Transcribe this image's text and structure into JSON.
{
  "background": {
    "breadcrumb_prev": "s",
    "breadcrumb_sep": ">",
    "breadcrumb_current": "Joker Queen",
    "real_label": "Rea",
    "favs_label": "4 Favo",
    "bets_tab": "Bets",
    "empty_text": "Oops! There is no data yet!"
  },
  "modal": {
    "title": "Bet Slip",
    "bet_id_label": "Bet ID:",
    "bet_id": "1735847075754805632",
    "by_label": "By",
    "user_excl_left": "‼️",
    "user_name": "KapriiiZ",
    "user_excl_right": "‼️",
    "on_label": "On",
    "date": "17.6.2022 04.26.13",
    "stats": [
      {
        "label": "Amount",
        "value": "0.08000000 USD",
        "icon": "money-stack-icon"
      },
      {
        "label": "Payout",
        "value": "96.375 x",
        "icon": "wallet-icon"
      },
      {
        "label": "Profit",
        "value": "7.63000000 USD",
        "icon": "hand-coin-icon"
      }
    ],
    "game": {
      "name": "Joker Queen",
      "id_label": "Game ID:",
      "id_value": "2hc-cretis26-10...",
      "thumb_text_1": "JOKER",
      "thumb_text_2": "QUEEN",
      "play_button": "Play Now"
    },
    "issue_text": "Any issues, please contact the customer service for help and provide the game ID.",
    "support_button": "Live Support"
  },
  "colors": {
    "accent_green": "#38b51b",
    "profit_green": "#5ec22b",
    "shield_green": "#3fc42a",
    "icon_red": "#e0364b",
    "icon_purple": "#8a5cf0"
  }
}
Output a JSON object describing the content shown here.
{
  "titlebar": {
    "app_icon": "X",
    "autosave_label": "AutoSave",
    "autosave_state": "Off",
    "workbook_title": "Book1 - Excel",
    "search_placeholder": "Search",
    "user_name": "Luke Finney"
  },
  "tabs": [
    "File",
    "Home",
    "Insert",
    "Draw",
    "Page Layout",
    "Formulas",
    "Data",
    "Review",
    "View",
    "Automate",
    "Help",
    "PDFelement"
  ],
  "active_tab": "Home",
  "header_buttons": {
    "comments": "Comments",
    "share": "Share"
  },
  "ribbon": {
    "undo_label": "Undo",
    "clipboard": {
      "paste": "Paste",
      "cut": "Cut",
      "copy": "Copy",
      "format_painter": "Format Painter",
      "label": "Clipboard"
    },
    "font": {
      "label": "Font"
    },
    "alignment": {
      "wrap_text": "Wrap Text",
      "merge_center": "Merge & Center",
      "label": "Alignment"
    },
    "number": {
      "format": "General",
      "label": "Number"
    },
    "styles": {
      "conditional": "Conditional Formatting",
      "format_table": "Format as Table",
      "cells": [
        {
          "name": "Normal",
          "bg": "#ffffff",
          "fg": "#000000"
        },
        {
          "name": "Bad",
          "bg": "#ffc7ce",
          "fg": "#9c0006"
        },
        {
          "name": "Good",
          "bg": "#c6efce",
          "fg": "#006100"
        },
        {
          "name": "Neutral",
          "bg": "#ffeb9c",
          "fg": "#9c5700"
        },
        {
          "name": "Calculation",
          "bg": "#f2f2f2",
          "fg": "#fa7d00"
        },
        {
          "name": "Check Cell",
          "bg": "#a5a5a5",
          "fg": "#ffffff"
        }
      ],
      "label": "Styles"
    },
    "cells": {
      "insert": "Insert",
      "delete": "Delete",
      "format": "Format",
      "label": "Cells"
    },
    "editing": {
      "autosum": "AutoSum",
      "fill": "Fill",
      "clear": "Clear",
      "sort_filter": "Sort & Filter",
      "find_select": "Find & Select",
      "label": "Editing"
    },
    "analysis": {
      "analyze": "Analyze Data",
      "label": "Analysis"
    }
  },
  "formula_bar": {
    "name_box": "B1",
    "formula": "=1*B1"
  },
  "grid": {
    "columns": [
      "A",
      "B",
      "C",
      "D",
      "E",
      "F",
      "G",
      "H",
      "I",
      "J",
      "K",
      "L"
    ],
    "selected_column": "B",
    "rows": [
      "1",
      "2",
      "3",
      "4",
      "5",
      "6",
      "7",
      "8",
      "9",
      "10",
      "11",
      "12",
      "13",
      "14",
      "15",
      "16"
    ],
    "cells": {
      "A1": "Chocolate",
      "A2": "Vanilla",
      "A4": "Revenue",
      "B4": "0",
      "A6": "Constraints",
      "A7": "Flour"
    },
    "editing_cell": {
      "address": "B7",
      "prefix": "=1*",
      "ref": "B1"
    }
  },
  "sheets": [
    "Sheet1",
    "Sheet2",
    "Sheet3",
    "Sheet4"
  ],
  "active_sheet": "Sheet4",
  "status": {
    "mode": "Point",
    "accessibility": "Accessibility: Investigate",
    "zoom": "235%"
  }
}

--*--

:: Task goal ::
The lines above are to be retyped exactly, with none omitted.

:: Output of the exercise ::
Transcribe this image's text and structure into JSON.
{
  "background": {
    "breadcrumb_prev": "s",
    "breadcrumb_sep": ">",
    "breadcrumb_current": "Joker Queen",
    "real_label": "Rea",
    "favs_label": "4 Favo",
    "bets_tab": "Bets",
    "empty_text": "Oops! There is no data yet!"
  },
  "modal": {
    "title": "Bet Slip",
    "bet_id_label": "Bet ID:",
    "bet_id": "1735847075754805632",
    "by_label": "By",
    "user_excl_left": "‼️",
    "user_name": "KapriiiZ",
    "user_excl_right": "‼️",
    "on_label": "On",
    "date": "17.6.2022 04.26.13",
    "stats": [
      {
        "label": "Amount",
        "value": "0.08000000 USD",
        "icon": "money-stack-icon"
      },
      {
        "label": "Payout",
        "value": "96.375 x",
        "icon": "wallet-icon"
      },
      {
        "label": "Profit",
        "value": "7.63000000 USD",
        "icon": "hand-coin-icon"
      }
    ],
    "game": {
      "name": "Joker Queen",
      "id_label": "Game ID:",
      "id_value": "2hc-cretis26-10...",
      "thumb_text_1": "JOKER",
      "thumb_text_2": "QUEEN",
      "play_button": "Play Now"
    },
    "issue_text": "Any issues, please contact the customer service for help and provide the game ID.",
    "support_button": "Live Support"
  },
  "colors": {
    "accent_green": "#38b51b",
    "profit_green": "#5ec22b",
    "shield_green": "#3fc42a",
    "icon_red": "#e0364b",
    "icon_purple": "#8a5cf0"
  }
}
Output a JSON object describing the content shown here.
{
  "titlebar": {
    "app_icon": "X",
    "autosave_label": "AutoSave",
    "autosave_state": "Off",
    "workbook_title": "Book1 - Excel",
    "search_placeholder": "Search",
    "user_name": "Luke Finney"
  },
  "tabs": [
    "File",
    "Home",
    "Insert",
    "Draw",
    "Page Layout",
    "Formulas",
    "Data",
    "Review",
    "View",
    "Automate",
    "Help",
    "PDFelement"
  ],
  "active_tab": "Home",
  "header_buttons": {
    "comments": "Comments",
    "share": "Share"
  },
  "ribbon": {
    "undo_label": "Undo",
    "clipboard": {
      "paste": "Paste",
      "cut": "Cut",
      "copy": "Copy",
      "format_painter": "Format Painter",
      "label": "Clipboard"
    },
    "font": {
      "label": "Font"
    },
    "alignment": {
      "wrap_text": "Wrap Text",
      "merge_center": "Merge & Center",
      "label": "Alignment"
    },
    "number": {
      "format": "General",
      "label": "Number"
    },
    "styles": {
      "conditional": "Conditional Formatting",
      "format_table": "Format as Table",
      "cells": [
        {
          "name": "Normal",
          "bg": "#ffffff",
          "fg": "#000000"
        },
        {
          "name": "Bad",
          "bg": "#ffc7ce",
          "fg": "#9c0006"
        },
        {
          "name": "Good",
          "bg": "#c6efce",
          "fg": "#006100"
        },
        {
          "name": "Neutral",
          "bg": "#ffeb9c",
          "fg": "#9c5700"
        },
        {
          "name": "Calculation",
          "bg": "#f2f2f2",
          "fg": "#fa7d00"
        },
        {
          "name": "Check Cell",
          "bg": "#a5a5a5",
          "fg": "#ffffff"
        }
      ],
      "label": "Styles"
    },
    "cells": {
      "insert": "Insert",
      "delete": "Delete",
      "format": "Format",
      "label": "Cells"
    },
    "editing": {
      "autosum": "AutoSum",
      "fill": "Fill",
      "clear": "Clear",
      "sort_filter": "Sort & Filter",
      "find_select": "Find & Select",
      "label": "Editing"
    },
    "analysis": {
      "analyze": "Analyze Data",
      "label": "Analysis"
    }
  },
  "formula_bar": {
    "name_box": "B1",
    "formula": "=1*B1"
  },
  "grid": {
    "columns": [
      "A",
      "B",
      "C",
      "D",
      "E",
      "F",
      "G",
      "H",
      "I",
      "J",
      "K",
      "L"
    ],
    "selected_column": "B",
    "rows": [
      "1",
      "2",
      "3",
      "4",
      "5",
      "6",
      "7",
      "8",
      "9",
      "10",
      "11",
      "12",
      "13",
      "14",
      "15",
      "16"
    ],
    "cells": {
      "A1": "Chocolate",
      "A2": "Vanilla",
      "A4": "Revenue",
      "B4": "0",
      "A6": "Constraints",
      "A7": "Flour"
    },
    "editing_cell": {
      "address": "B7",
      "prefix": "=1*",
      "ref": "B1"
    }
  },
  "sheets": [
    "Sheet1",
    "Sheet2",
    "Sheet3",
    "Sheet4"
  ],
  "active_sheet": "Sheet4",
  "status": {
    "mode": "Point",
    "accessibility": "Accessibility: Investigate",
    "zoom": "235%"
  }
}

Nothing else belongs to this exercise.